What is needed:
Go through the lines below and count those that contain "icon"; the number is all that should be returned.

Entries supplied:
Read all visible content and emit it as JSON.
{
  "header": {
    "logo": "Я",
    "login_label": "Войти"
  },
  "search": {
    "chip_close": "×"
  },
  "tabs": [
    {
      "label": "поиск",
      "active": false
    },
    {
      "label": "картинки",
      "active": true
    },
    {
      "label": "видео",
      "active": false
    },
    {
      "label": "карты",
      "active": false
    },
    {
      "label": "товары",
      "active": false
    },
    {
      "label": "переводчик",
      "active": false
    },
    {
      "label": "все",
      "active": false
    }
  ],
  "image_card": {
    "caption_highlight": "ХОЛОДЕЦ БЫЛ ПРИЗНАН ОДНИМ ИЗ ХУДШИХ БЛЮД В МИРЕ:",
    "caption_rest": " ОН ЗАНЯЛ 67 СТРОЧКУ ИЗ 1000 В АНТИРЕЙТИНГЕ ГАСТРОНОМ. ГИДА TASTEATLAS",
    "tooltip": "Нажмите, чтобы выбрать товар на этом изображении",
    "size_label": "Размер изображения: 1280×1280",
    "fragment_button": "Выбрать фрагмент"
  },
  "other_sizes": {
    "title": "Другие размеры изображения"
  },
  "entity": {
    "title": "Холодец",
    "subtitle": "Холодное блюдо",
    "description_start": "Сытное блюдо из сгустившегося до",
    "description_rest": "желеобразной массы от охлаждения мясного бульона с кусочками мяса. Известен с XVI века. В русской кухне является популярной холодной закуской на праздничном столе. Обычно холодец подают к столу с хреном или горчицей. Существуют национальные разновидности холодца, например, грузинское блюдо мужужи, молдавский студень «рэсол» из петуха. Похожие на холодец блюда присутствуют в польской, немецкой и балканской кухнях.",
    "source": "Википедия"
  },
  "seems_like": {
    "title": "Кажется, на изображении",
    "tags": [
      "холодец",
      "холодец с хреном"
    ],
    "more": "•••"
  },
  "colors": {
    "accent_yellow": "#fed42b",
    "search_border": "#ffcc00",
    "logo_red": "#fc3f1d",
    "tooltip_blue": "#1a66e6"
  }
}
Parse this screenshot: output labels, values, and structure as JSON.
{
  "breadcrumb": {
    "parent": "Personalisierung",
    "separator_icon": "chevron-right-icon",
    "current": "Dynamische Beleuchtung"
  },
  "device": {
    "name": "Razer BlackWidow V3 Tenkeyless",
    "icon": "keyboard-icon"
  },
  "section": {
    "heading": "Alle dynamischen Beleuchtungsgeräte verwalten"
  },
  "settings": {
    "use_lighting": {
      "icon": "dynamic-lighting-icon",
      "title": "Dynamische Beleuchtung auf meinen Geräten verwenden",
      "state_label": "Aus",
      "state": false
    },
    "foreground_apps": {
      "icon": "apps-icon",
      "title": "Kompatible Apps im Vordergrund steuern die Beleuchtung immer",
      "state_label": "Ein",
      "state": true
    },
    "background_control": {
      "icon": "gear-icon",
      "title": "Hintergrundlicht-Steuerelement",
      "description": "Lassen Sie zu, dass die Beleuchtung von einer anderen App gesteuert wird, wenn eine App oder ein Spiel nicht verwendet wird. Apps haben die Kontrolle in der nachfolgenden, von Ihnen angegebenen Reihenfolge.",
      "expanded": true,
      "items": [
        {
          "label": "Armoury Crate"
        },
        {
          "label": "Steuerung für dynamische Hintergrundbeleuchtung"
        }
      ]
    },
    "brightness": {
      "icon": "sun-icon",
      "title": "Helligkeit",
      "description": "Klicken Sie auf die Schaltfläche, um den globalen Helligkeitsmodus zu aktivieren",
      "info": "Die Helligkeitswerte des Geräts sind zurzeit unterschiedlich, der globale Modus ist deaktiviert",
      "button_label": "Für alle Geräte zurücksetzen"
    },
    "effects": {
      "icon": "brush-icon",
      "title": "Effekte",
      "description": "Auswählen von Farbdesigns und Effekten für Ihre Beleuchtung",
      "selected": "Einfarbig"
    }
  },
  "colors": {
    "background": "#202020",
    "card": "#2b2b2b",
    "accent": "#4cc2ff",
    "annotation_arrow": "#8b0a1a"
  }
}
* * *
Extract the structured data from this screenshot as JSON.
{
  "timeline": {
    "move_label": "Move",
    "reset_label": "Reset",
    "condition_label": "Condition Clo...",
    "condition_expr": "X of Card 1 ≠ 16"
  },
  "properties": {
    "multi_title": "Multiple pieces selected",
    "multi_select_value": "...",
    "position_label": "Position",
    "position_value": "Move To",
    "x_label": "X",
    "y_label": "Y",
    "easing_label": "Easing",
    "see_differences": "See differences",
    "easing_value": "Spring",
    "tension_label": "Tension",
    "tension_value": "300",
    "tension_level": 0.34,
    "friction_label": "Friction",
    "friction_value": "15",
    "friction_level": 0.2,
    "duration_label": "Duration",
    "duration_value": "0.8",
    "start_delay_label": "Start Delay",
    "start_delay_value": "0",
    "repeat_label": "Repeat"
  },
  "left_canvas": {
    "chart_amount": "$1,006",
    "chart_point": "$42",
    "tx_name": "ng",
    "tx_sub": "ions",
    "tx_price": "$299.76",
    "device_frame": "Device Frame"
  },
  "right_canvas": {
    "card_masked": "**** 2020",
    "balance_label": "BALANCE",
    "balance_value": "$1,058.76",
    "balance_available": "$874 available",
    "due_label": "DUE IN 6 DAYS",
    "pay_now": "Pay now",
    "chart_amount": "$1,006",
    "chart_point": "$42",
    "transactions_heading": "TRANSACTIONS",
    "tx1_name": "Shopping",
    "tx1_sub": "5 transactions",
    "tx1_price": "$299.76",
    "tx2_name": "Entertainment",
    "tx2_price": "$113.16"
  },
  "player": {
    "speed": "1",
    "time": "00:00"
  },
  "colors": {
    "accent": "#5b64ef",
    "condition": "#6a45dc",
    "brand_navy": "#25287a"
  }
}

Written response:
7